■ WHAT IS BEING ASKED
Since pictures are not wanted in the copy, output only the rest of each record exactly.

BEGIN INFORMATION SHOWN

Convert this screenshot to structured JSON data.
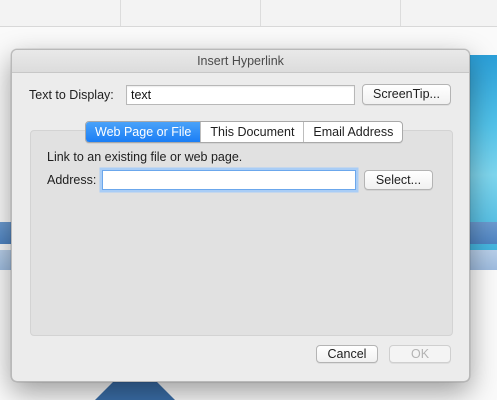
{
  "dialog": {
    "title": "Insert Hyperlink",
    "text_to_display_label": "Text to Display:",
    "text_to_display_value": "text",
    "screentip_button": "ScreenTip...",
    "tabs": [
      {
        "label": "Web Page or File",
        "active": true
      },
      {
        "label": "This Document",
        "active": false
      },
      {
        "label": "Email Address",
        "active": false
      }
    ],
    "link_description": "Link to an existing file or web page.",
    "address_label": "Address:",
    "address_value": "",
    "select_button": "Select...",
    "cancel_button": "Cancel",
    "ok_button": "OK",
    "ok_enabled": false
  },
  "colors": {
    "accent": "#1b7ef5",
    "focus_ring": "#a9cdf6",
    "dialog_bg": "#ececec"
  }
}
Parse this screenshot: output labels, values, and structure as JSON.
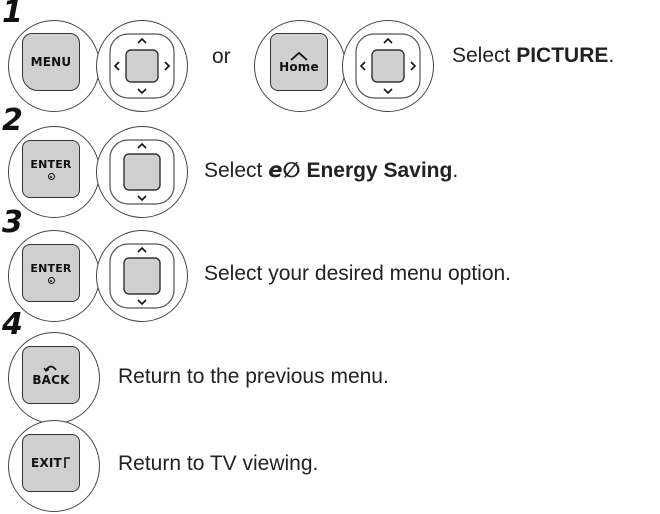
{
  "steps": [
    {
      "number": "1",
      "keys": [
        "MENU",
        "Home"
      ],
      "or_label": "or",
      "instruction_prefix": "Select ",
      "instruction_bold": "PICTURE",
      "instruction_suffix": "."
    },
    {
      "number": "2",
      "keys": [
        "ENTER"
      ],
      "instruction_prefix": "Select ",
      "instruction_symbol": "e∅",
      "instruction_bold": "Energy Saving",
      "instruction_suffix": "."
    },
    {
      "number": "3",
      "keys": [
        "ENTER"
      ],
      "instruction": "Select your desired menu option."
    },
    {
      "number": "4",
      "keys": [
        "BACK"
      ],
      "instruction": "Return to the previous menu."
    },
    {
      "keys": [
        "EXIT"
      ],
      "instruction": "Return to TV viewing."
    }
  ],
  "icons": {
    "nav_pad_4way": "four-way-navigation-pad-icon",
    "nav_pad_updown": "up-down-navigation-pad-icon",
    "home": "home-icon",
    "back_arrow": "back-arrow-icon",
    "exit_box": "exit-box-icon"
  },
  "colors": {
    "key_fill": "#cfcfcf",
    "ring": "#444444",
    "text": "#222222"
  }
}
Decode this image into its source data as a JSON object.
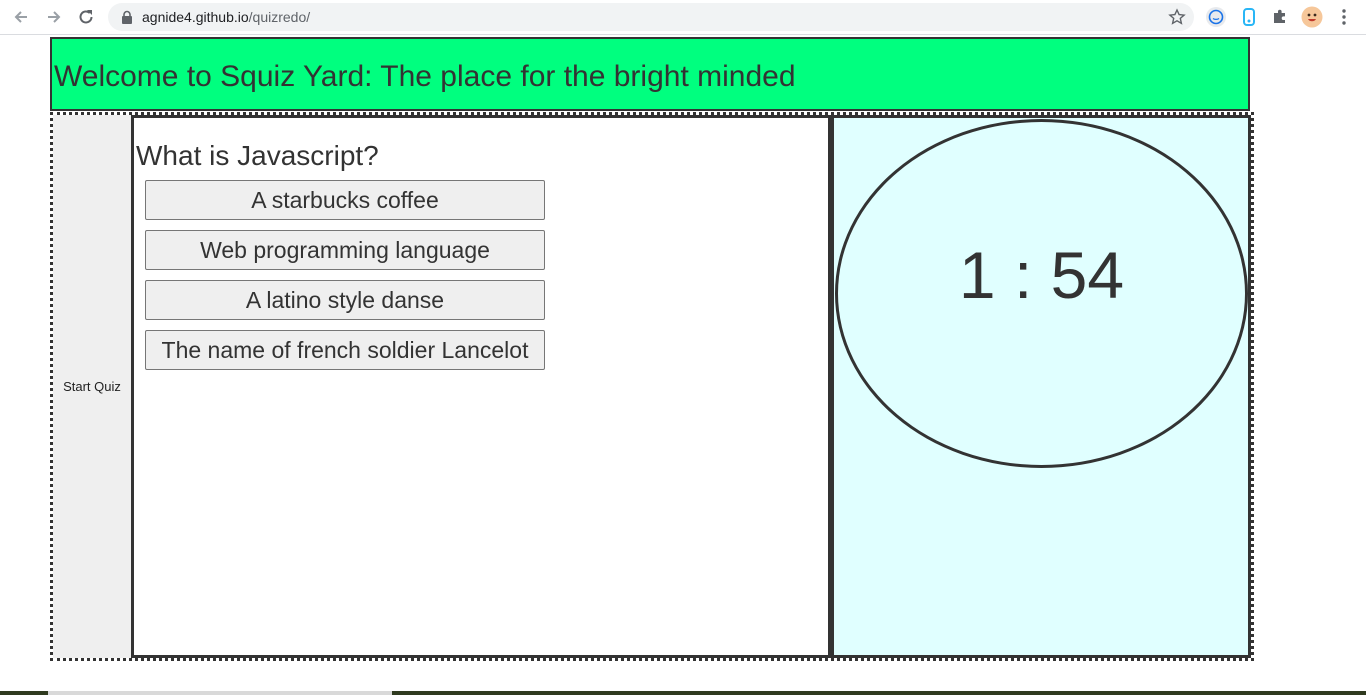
{
  "browser": {
    "url_host": "agnide4.github.io",
    "url_path": "/quizredo/",
    "icons": {
      "back": "arrow-left-icon",
      "forward": "arrow-right-icon",
      "reload": "reload-icon",
      "lock": "lock-icon",
      "bookmark": "star-icon",
      "extensions": [
        "chat-extension-icon",
        "phone-extension-icon",
        "puzzle-icon",
        "profile-avatar",
        "kebab-menu-icon"
      ]
    }
  },
  "header": {
    "title": "Welcome to Squiz Yard: The place for the bright minded"
  },
  "sidebar": {
    "start_label": "Start Quiz"
  },
  "quiz": {
    "question": "What is Javascript?",
    "answers": [
      "A starbucks coffee",
      "Web programming language",
      "A latino style danse",
      "The name of french soldier Lancelot"
    ]
  },
  "timer": {
    "display": "1 : 54"
  },
  "colors": {
    "header_bg": "#00ff7f",
    "timer_bg": "#e0ffff",
    "sidebar_bg": "#efefef",
    "border": "#333333"
  }
}
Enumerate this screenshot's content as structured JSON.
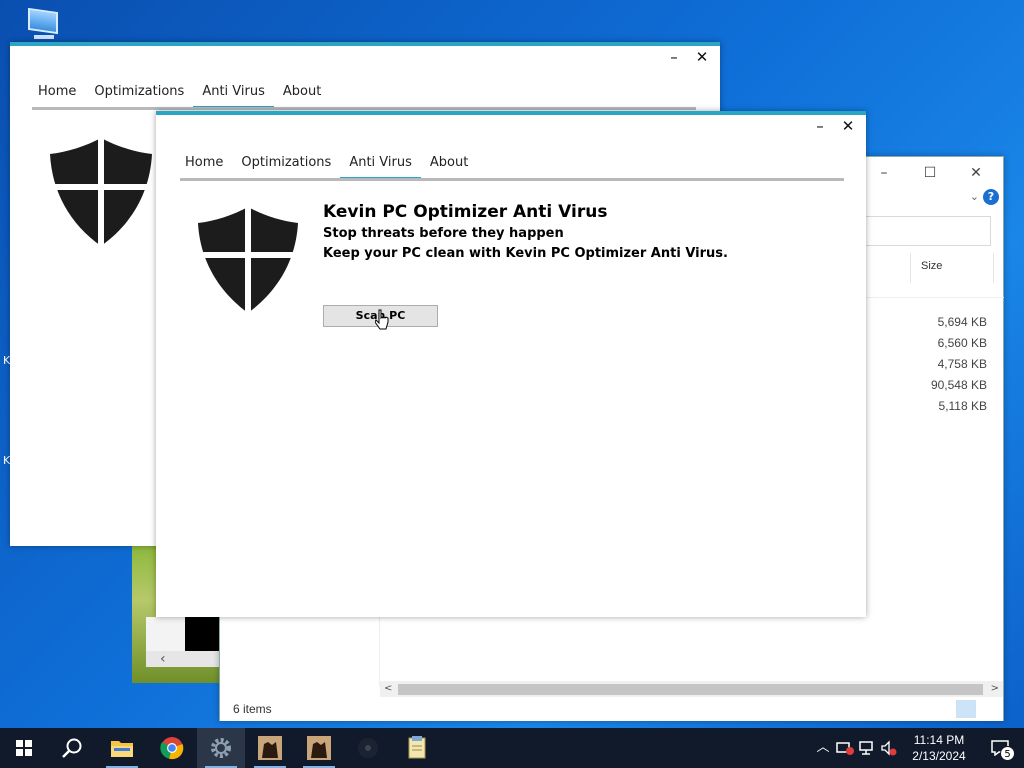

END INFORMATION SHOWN

■ ANSWER FOR THIS EXERCISE
Convert this screenshot to structured JSON data.
{
  "dialog": {
    "title": "Insert Hyperlink",
    "text_to_display_label": "Text to Display:",
    "text_to_display_value": "text",
    "screentip_button": "ScreenTip...",
    "tabs": [
      {
        "label": "Web Page or File",
        "active": true
      },
      {
        "label": "This Document",
        "active": false
      },
      {
        "label": "Email Address",
        "active": false
      }
    ],
    "link_description": "Link to an existing file or web page.",
    "address_label": "Address:",
    "address_value": "",
    "select_button": "Select...",
    "cancel_button": "Cancel",
    "ok_button": "OK",
    "ok_enabled": false
  },
  "colors": {
    "accent": "#1b7ef5",
    "focus_ring": "#a9cdf6",
    "dialog_bg": "#ececec"
  }
}
Parse this screenshot: output labels, values, and structure as JSON.
{
  "steps": [
    {
      "number": "1",
      "keys": [
        "MENU",
        "Home"
      ],
      "or_label": "or",
      "instruction_prefix": "Select ",
      "instruction_bold": "PICTURE",
      "instruction_suffix": "."
    },
    {
      "number": "2",
      "keys": [
        "ENTER"
      ],
      "instruction_prefix": "Select ",
      "instruction_symbol": "e∅",
      "instruction_bold": "Energy Saving",
      "instruction_suffix": "."
    },
    {
      "number": "3",
      "keys": [
        "ENTER"
      ],
      "instruction": "Select your desired menu option."
    },
    {
      "number": "4",
      "keys": [
        "BACK"
      ],
      "instruction": "Return to the previous menu."
    },
    {
      "keys": [
        "EXIT"
      ],
      "instruction": "Return to TV viewing."
    }
  ],
  "icons": {
    "nav_pad_4way": "four-way-navigation-pad-icon",
    "nav_pad_updown": "up-down-navigation-pad-icon",
    "home": "home-icon",
    "back_arrow": "back-arrow-icon",
    "exit_box": "exit-box-icon"
  },
  "colors": {
    "key_fill": "#cfcfcf",
    "ring": "#444444",
    "text": "#222222"
  }
}
Decode this image into its source data as a JSON object.
{
  "browser": {
    "url_host": "agnide4.github.io",
    "url_path": "/quizredo/",
    "icons": {
      "back": "arrow-left-icon",
      "forward": "arrow-right-icon",
      "reload": "reload-icon",
      "lock": "lock-icon",
      "bookmark": "star-icon",
      "extensions": [
        "chat-extension-icon",
        "phone-extension-icon",
        "puzzle-icon",
        "profile-avatar",
        "kebab-menu-icon"
      ]
    }
  },
  "header": {
    "title": "Welcome to Squiz Yard: The place for the bright minded"
  },
  "sidebar": {
    "start_label": "Start Quiz"
  },
  "quiz": {
    "question": "What is Javascript?",
    "answers": [
      "A starbucks coffee",
      "Web programming language",
      "A latino style danse",
      "The name of french soldier Lancelot"
    ]
  },
  "timer": {
    "display": "1 : 54"
  },
  "colors": {
    "header_bg": "#00ff7f",
    "timer_bg": "#e0ffff",
    "sidebar_bg": "#efefef",
    "border": "#333333"
  }
}
Enumerate this screenshot's content as structured JSON.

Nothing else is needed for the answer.